In the poem “Fire and Ice” Robert Frost equated fire with passion. How do you see it?

It can be good and bad because it can both create and destroy.

I know a film maker who occasionally consumes mushrooms with a Native American group.  He says that he often throws up the whole next day.  Have drugs influenced your art at all?

I sometimes use marijuana before painting, and I occasionally paint on LSD.  People you would not normally expect sometimes do drugs.  I would never do cocaine but I like psychedelics. Pumpkin witch one of my most recent paintings and it came out of drugs and my imagination.  It’s vicious but not exactly hideous.  It was not supposed to be a menstruation image; I just wanted to show blood in general. I wanted to do something different so I did not use paint and marker. I used blood ink as blood,

Can you tell me about your painting called I don’t fucking no?

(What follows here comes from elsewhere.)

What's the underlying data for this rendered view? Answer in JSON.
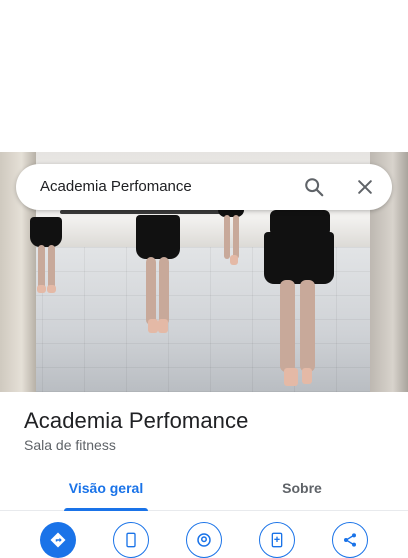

It’s an abstract [painting]. I didn’t know exactly what it was doing. It has a nihilistic feeling to it.

Can you discuss your technique?

Some pieces take longer than others. I like to take my time but I put more effort into the abstracts, taking effort in choosing the color before I smear it on my hands.

Can you tell me about the Bones and Cones show plus your other upcoming shows?

The Bones and Cones show was very a positive experience although I did not make money.  I hope to keep in touch with the curators, Kennedy Coldforge and Jennifer Anne Buckley. The other vendors were just amazing. I talked to some old   friends I had not seen for a while. I ran into Scary Lady Sarah; it’s been a year since I saw her. I met her when I was 18. I checked out her show Nocturna and I liked it. Everyone has a little dark side, and she was very welcoming. She put on a great DJ set which was very Halloween oriented. I would be very interested in participating if they have the Bones and Cones show again. I’m sure that I will take part in the monthly show at the EXIT called Mischief. I hope to be a regular contributor.